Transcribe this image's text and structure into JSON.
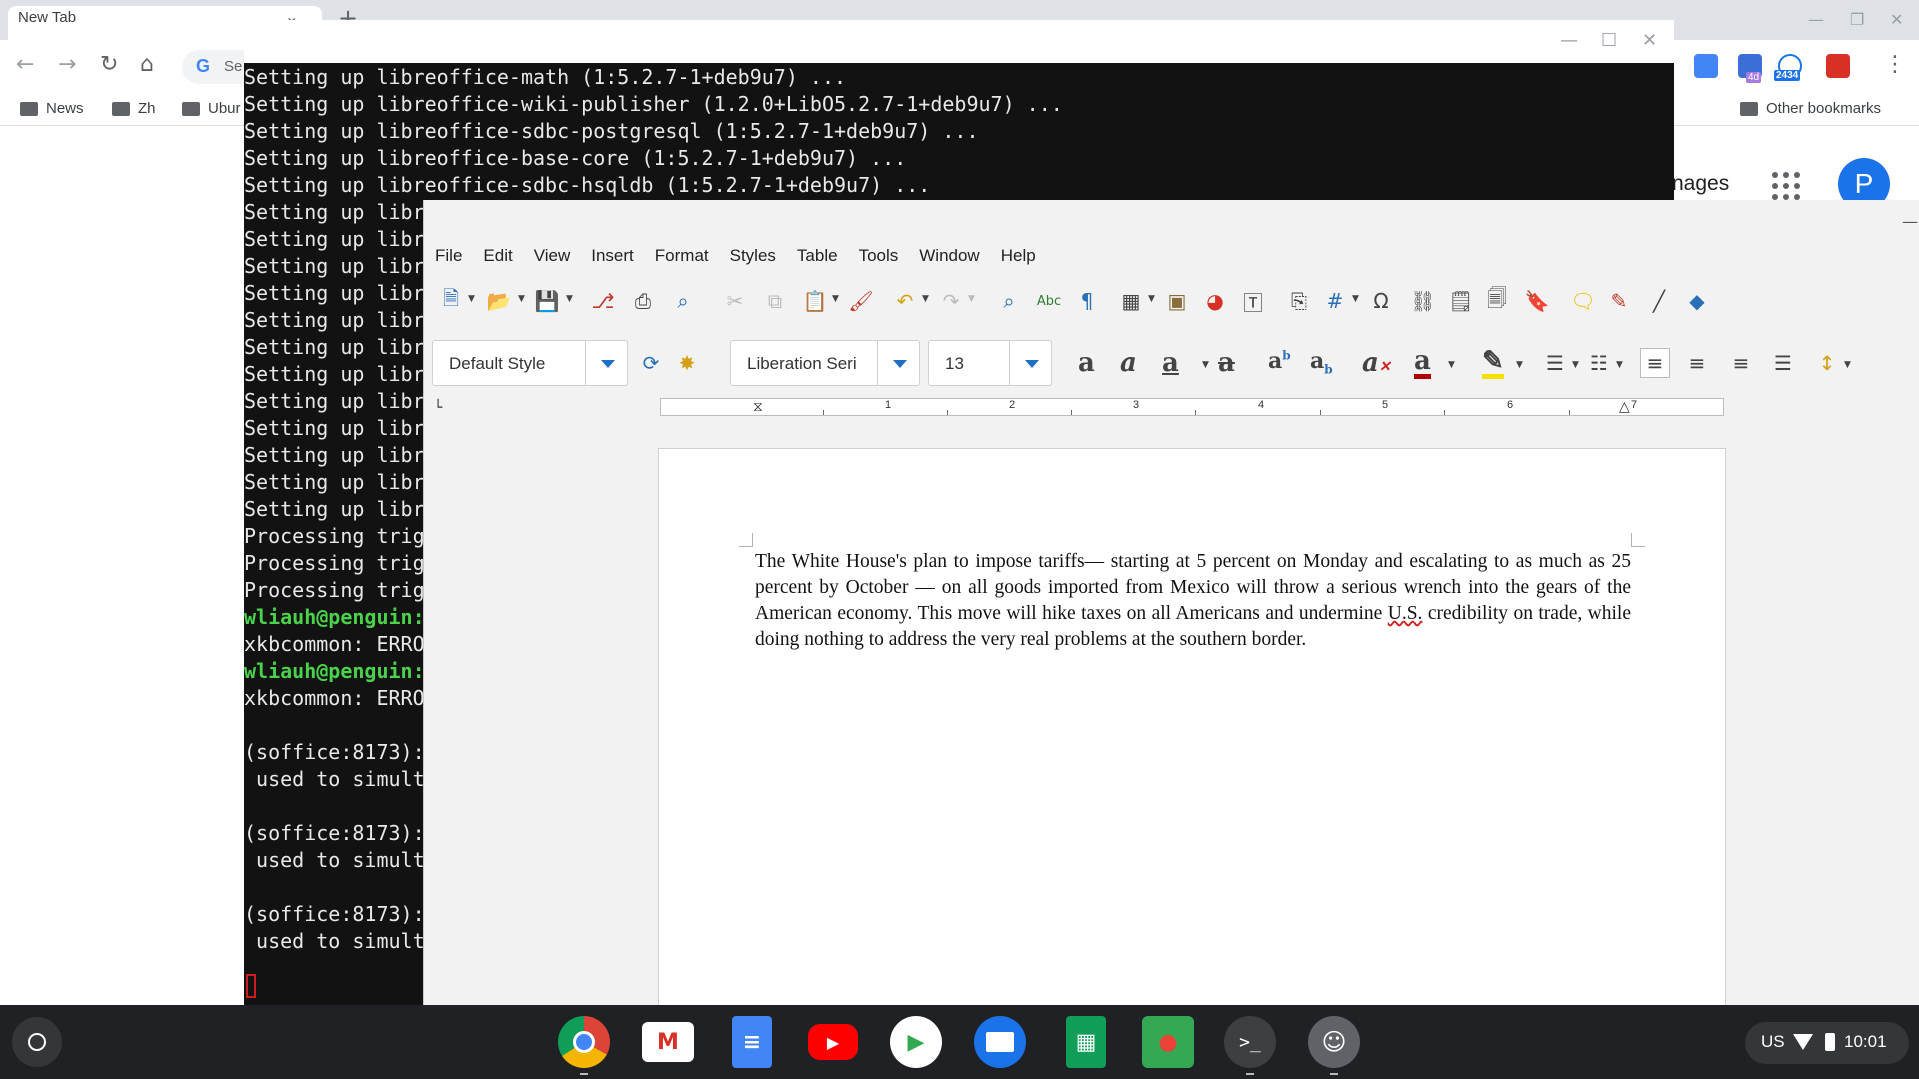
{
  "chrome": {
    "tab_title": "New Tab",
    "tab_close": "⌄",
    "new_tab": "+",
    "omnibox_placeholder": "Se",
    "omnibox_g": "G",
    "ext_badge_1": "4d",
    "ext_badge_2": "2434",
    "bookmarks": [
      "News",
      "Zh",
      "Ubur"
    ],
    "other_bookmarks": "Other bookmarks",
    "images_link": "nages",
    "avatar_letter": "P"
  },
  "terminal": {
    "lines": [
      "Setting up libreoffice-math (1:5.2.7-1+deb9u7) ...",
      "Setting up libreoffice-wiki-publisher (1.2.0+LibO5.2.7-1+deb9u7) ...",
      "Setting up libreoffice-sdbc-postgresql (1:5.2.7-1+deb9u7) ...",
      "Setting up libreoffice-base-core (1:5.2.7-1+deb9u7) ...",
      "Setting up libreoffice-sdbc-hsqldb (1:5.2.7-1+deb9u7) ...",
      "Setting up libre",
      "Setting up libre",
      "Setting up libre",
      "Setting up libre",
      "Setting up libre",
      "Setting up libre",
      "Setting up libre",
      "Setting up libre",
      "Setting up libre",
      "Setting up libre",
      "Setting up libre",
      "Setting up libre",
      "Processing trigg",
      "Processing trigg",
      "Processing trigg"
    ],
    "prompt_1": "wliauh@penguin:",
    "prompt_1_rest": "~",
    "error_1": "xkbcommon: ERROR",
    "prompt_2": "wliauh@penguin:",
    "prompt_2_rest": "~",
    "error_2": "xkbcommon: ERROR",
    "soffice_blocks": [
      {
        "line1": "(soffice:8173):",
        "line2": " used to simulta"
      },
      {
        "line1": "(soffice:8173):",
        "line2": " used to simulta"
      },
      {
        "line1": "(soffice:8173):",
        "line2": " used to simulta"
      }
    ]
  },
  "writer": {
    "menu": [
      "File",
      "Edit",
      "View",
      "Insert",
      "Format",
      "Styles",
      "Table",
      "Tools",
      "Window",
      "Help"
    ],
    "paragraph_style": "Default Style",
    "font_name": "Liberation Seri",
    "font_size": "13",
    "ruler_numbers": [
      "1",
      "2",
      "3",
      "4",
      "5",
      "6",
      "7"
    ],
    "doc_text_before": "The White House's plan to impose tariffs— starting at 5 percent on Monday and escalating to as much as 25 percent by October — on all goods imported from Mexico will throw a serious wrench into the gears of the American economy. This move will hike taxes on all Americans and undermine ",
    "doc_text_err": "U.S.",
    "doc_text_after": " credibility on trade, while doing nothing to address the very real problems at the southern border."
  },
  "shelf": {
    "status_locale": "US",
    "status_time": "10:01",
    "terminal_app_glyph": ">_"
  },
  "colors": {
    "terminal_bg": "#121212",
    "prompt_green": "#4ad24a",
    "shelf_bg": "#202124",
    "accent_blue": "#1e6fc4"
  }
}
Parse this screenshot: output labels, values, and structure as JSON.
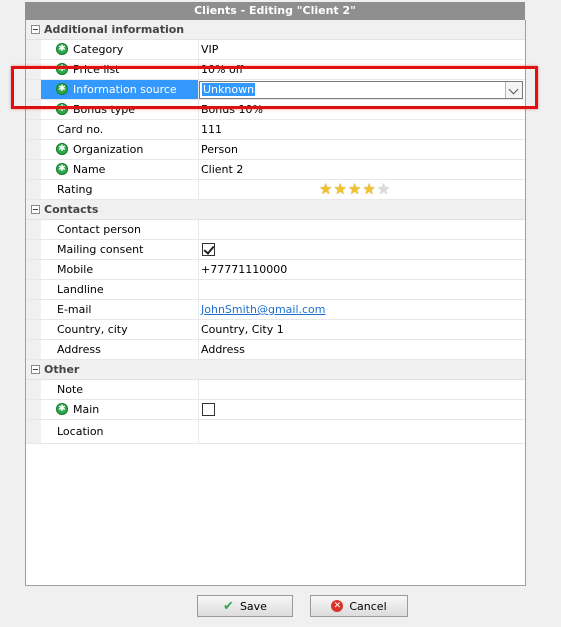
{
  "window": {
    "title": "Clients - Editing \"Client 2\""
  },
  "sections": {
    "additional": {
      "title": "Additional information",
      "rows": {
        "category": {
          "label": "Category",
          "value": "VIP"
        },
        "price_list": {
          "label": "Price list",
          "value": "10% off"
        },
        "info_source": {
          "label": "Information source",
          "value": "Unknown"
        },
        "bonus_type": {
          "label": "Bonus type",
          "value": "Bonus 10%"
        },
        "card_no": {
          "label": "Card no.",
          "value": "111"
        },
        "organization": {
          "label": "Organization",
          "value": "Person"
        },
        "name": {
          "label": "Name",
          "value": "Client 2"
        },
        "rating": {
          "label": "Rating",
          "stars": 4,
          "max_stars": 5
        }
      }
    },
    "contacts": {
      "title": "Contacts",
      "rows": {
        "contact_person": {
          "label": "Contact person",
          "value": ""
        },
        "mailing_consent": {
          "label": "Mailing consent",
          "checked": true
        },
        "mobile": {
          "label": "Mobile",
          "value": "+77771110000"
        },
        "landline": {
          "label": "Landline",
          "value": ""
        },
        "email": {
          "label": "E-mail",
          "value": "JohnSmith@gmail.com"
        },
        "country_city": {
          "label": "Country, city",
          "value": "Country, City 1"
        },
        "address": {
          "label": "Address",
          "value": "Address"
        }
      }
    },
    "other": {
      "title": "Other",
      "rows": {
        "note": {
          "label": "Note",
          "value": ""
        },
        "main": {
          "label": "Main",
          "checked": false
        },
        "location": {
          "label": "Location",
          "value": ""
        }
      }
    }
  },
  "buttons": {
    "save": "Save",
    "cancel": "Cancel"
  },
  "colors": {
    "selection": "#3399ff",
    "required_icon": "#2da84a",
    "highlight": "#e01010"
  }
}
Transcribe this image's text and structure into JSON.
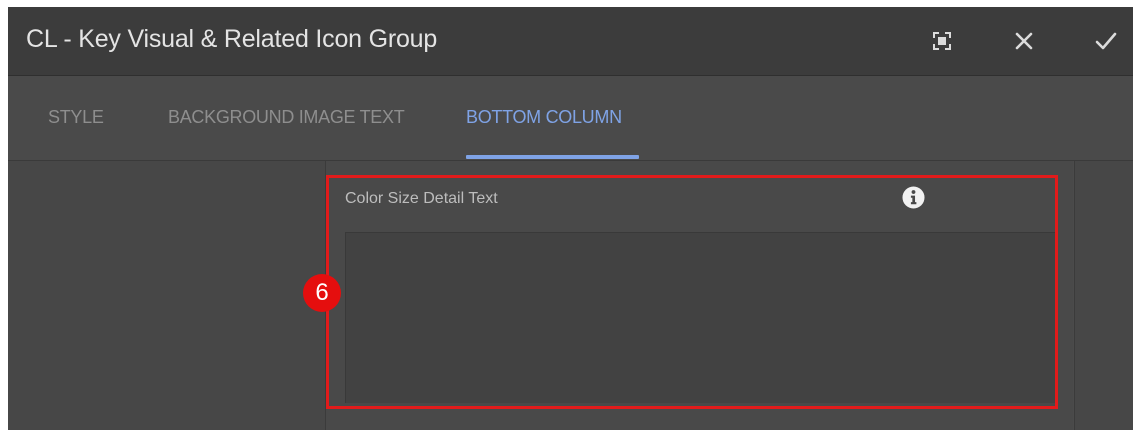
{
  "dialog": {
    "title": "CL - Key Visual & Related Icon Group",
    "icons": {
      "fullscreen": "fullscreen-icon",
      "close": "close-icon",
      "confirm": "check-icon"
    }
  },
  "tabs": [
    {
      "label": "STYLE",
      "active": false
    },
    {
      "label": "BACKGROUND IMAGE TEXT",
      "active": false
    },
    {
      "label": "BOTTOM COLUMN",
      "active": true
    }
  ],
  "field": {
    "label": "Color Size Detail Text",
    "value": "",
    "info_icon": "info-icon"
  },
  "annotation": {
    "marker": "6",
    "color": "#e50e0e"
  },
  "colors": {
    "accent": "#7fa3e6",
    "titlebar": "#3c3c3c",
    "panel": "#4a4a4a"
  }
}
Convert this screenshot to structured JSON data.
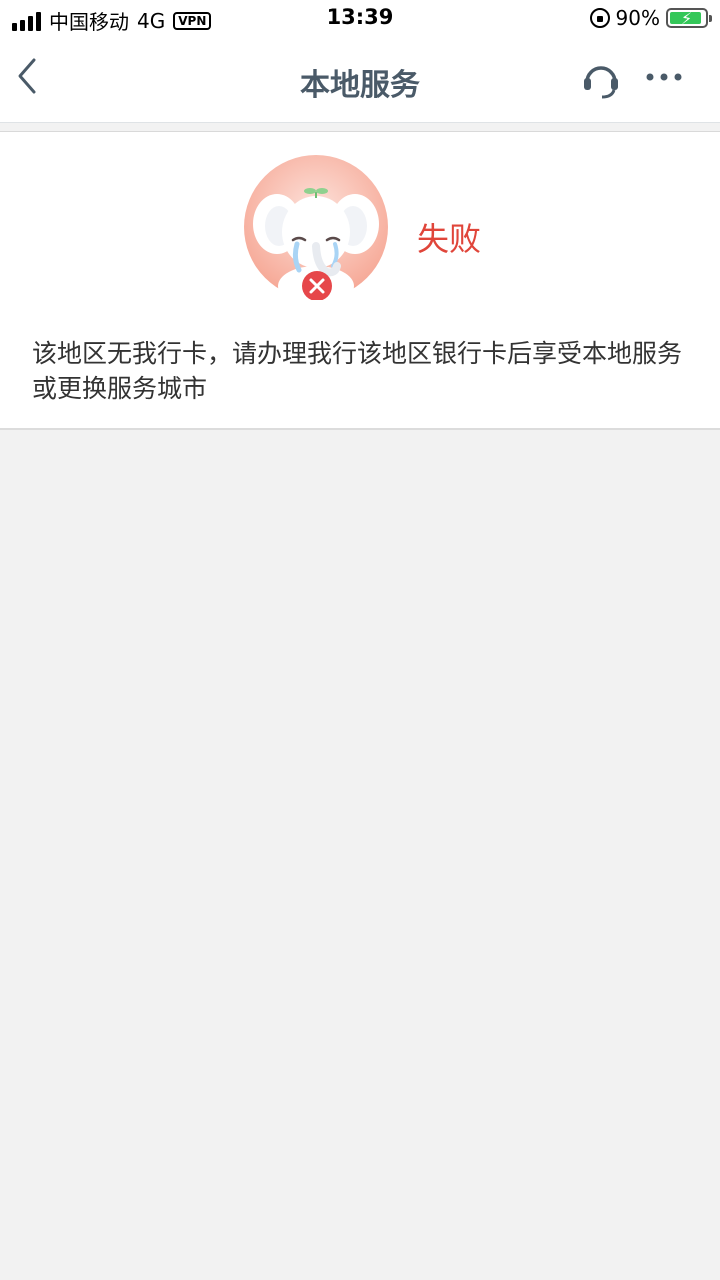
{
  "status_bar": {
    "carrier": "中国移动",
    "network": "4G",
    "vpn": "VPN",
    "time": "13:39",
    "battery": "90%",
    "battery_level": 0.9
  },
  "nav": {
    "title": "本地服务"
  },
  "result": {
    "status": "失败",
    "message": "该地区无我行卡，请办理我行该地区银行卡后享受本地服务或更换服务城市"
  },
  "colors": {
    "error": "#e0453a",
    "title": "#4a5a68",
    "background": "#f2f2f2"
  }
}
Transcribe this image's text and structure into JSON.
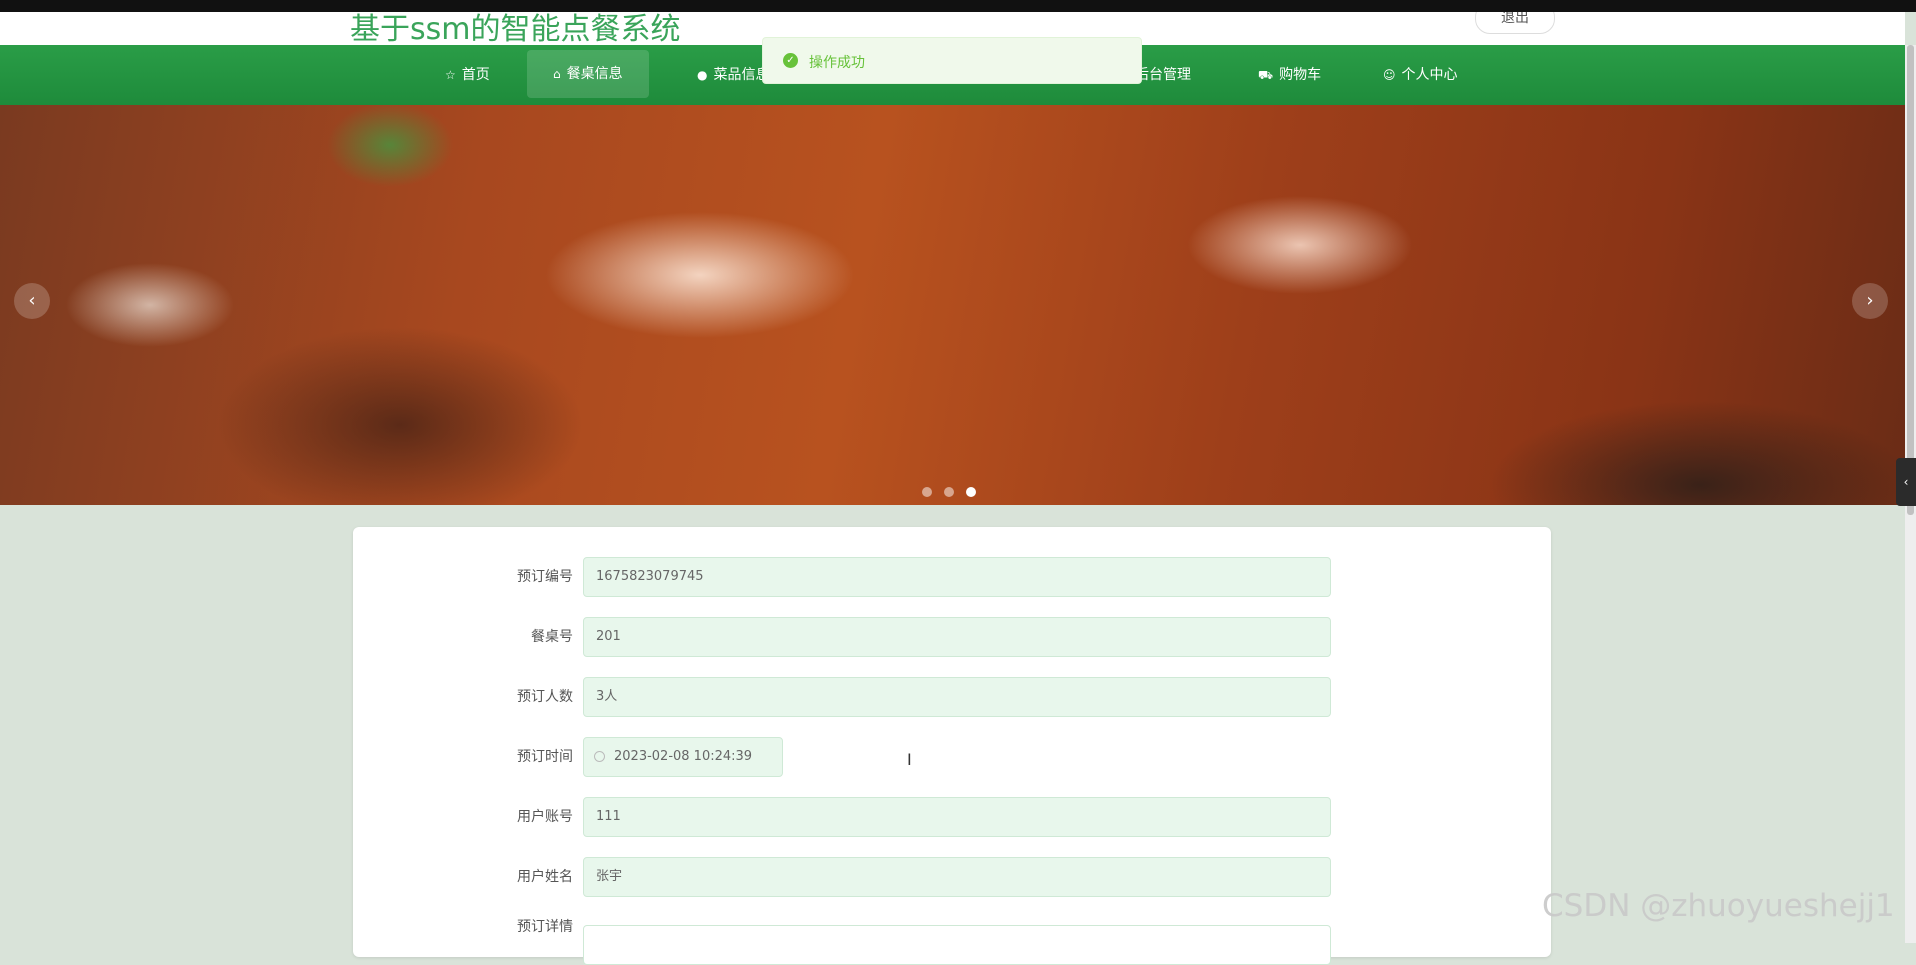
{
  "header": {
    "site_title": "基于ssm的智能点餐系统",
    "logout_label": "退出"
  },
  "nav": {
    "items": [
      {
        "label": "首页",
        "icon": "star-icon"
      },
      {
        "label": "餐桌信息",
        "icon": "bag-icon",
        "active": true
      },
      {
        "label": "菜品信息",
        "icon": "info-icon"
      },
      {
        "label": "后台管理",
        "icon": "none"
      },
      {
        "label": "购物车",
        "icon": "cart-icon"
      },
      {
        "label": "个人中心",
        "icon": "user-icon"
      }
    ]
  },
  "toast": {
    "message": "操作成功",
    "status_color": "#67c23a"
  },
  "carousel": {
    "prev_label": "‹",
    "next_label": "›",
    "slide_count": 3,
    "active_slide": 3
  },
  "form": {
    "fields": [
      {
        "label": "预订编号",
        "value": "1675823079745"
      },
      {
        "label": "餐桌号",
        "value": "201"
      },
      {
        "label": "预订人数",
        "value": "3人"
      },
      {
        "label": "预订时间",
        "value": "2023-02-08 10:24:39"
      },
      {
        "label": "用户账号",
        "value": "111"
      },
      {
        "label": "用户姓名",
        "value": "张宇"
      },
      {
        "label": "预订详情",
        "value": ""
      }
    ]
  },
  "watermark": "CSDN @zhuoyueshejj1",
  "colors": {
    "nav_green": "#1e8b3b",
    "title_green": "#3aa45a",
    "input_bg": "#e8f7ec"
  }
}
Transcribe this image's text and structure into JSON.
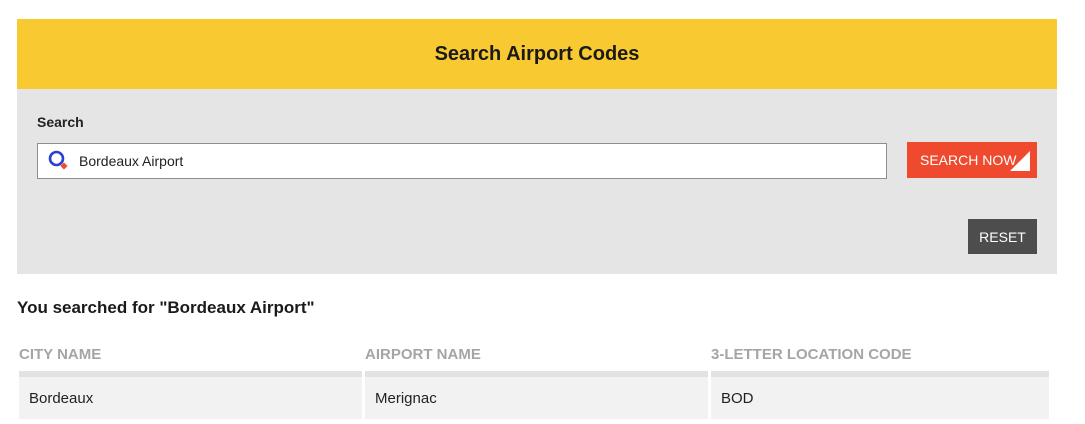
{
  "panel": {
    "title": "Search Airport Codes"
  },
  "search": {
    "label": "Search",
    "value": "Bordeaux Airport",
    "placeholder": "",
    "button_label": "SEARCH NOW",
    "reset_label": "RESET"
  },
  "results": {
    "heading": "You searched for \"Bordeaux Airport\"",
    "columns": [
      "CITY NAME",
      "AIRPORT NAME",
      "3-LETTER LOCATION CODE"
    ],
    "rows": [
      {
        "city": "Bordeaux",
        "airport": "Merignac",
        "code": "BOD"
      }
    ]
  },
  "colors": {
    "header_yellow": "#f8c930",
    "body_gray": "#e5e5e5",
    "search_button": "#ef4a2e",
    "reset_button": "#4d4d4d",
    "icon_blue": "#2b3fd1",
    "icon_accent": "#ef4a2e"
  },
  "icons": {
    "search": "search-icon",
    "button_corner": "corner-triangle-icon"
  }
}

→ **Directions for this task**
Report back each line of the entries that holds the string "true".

→ **Answer below**
          "checked": true
      "active": true
        "active": true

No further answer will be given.